┌─ Records to use

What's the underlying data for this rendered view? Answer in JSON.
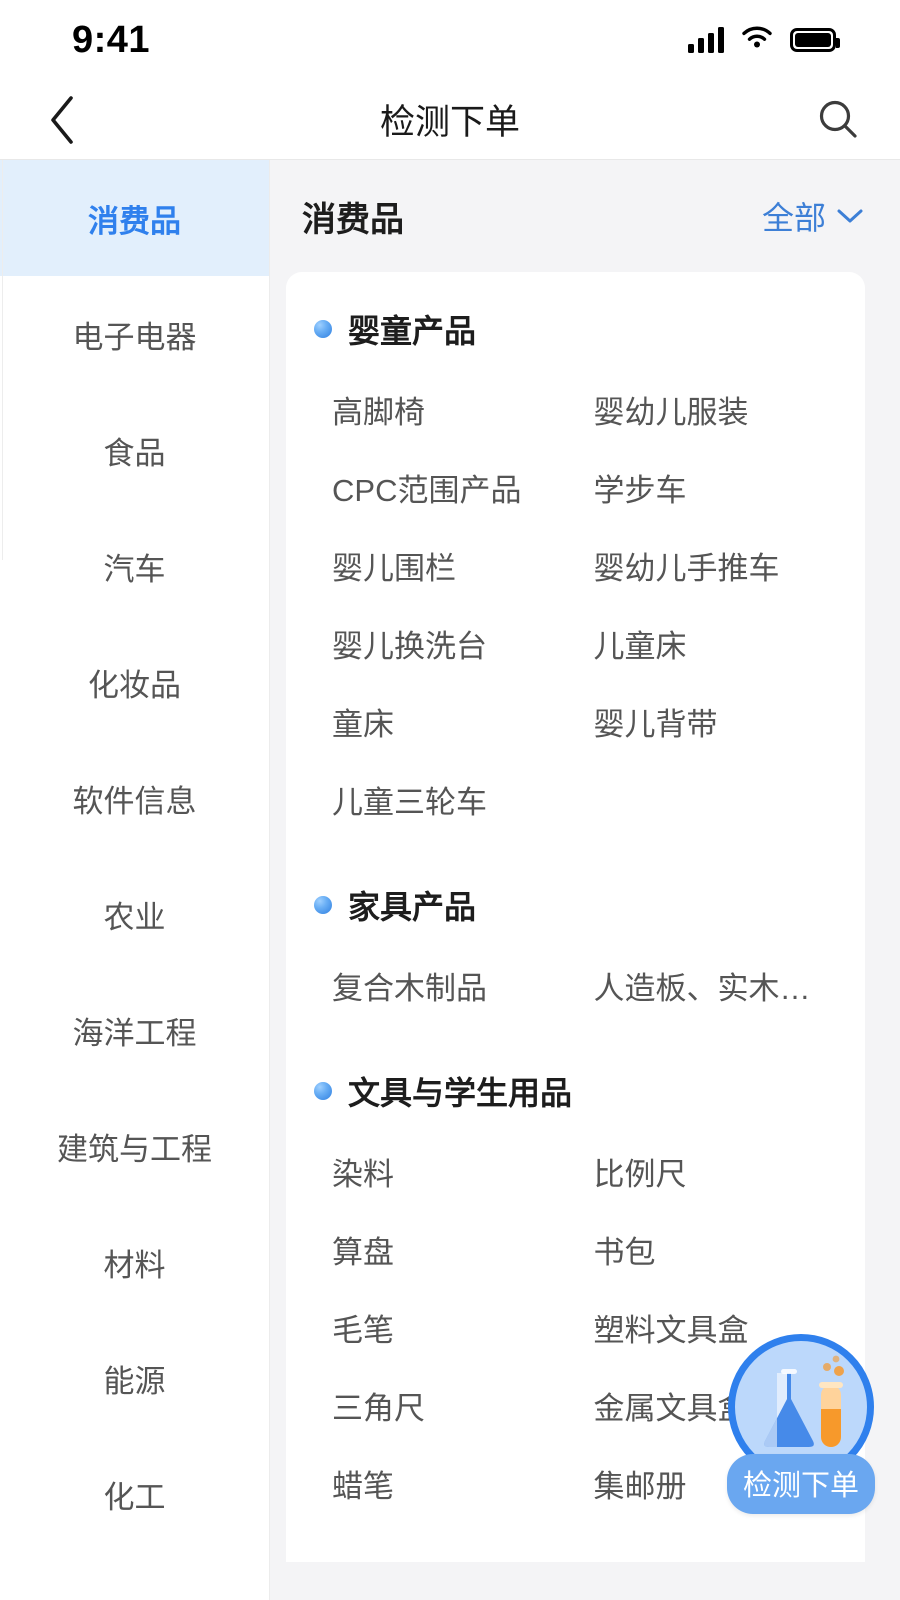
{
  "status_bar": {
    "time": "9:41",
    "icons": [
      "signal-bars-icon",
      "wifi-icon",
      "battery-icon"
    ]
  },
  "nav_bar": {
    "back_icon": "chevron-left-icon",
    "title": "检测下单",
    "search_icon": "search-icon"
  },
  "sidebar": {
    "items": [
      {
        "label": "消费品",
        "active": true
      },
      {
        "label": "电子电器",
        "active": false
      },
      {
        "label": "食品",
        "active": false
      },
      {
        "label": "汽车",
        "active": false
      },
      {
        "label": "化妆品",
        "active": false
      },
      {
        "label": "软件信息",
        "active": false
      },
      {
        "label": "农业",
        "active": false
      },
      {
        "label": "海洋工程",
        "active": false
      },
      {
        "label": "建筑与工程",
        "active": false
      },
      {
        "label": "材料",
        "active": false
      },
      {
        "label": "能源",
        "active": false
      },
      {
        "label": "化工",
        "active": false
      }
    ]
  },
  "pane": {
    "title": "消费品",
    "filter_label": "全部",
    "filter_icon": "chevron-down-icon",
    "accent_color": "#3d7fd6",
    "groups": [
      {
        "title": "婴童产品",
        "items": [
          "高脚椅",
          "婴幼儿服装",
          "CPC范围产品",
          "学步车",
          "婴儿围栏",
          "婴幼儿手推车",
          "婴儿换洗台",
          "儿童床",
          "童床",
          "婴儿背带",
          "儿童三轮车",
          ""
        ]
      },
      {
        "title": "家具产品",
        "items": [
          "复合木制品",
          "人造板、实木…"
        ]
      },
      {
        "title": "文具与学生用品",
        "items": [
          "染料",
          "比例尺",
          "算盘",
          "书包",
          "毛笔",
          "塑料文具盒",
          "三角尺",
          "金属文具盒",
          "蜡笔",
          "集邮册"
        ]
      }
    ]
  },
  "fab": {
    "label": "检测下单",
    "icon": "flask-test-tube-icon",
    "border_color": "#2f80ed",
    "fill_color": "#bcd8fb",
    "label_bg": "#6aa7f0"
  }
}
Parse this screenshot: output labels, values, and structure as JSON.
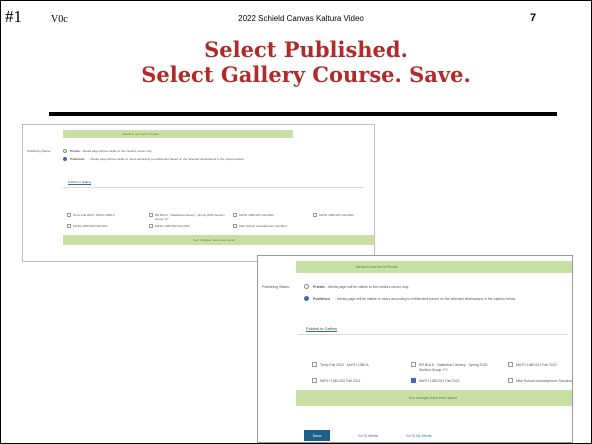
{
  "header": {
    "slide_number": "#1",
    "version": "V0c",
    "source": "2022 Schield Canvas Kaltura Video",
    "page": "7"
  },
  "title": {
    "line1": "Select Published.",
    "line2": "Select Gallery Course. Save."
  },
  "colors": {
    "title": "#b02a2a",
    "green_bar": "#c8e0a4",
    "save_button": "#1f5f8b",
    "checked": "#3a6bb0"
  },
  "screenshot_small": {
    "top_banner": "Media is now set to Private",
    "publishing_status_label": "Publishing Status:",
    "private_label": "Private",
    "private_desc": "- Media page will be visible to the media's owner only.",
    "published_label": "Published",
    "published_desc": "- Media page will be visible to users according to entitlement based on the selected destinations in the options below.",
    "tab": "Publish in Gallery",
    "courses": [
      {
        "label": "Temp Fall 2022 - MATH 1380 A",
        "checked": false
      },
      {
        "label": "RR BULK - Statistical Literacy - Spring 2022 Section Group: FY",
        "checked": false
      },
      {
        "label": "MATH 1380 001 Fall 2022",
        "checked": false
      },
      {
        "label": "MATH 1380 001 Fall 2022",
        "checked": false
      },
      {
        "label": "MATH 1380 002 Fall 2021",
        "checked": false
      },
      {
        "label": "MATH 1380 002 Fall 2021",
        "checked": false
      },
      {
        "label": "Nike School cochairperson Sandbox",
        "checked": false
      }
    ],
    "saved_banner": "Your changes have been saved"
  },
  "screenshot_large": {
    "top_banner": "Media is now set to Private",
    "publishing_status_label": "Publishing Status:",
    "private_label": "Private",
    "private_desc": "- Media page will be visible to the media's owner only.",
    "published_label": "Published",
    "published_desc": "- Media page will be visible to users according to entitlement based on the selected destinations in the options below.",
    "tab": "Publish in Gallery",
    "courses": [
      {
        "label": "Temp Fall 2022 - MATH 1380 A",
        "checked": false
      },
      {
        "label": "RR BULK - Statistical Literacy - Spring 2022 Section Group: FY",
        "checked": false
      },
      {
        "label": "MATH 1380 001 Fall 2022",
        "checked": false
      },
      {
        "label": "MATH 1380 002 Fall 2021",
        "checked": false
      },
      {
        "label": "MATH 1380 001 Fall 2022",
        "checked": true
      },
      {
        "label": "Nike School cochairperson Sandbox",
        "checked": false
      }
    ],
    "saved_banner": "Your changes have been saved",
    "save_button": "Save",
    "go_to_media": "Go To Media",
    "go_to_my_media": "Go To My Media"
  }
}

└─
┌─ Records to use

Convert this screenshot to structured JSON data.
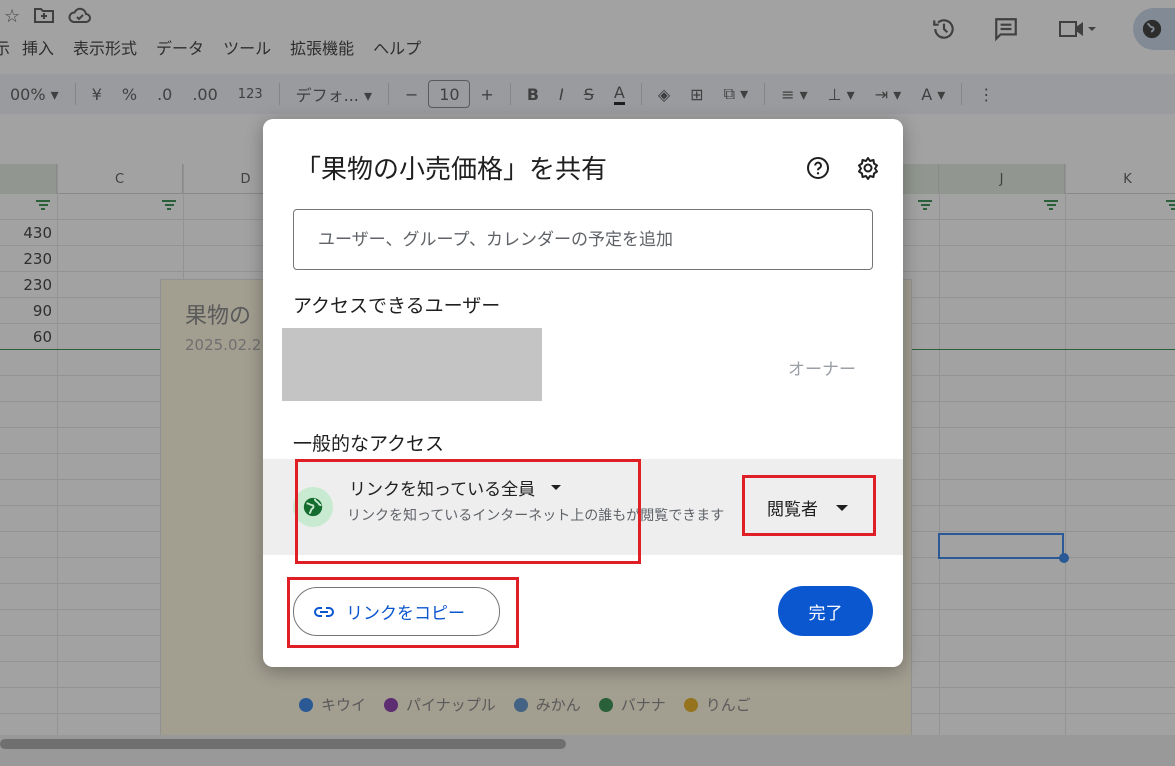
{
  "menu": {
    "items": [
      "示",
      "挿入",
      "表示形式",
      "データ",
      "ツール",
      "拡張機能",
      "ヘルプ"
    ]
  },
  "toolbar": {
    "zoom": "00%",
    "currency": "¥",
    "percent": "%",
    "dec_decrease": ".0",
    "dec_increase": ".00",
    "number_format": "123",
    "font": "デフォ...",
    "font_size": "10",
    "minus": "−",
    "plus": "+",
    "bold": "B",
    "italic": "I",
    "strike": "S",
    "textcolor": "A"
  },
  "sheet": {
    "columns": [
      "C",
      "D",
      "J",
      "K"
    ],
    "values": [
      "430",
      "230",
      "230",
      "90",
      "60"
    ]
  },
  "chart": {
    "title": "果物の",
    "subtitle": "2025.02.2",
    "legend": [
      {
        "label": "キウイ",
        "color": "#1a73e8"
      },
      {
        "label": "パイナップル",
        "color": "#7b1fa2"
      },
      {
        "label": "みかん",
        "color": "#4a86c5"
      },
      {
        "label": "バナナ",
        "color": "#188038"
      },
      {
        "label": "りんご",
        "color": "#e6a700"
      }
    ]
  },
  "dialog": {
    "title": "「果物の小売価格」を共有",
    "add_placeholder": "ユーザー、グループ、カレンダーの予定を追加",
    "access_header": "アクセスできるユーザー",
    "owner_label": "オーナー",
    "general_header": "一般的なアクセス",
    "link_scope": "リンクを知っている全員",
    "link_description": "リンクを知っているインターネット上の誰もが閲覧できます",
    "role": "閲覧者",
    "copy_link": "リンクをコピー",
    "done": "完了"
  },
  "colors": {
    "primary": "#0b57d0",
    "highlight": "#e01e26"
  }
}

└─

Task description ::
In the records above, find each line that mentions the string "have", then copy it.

Solution to this task ::
    "saved_banner": "Your changes have been saved"
    "saved_banner": "Your changes have been saved",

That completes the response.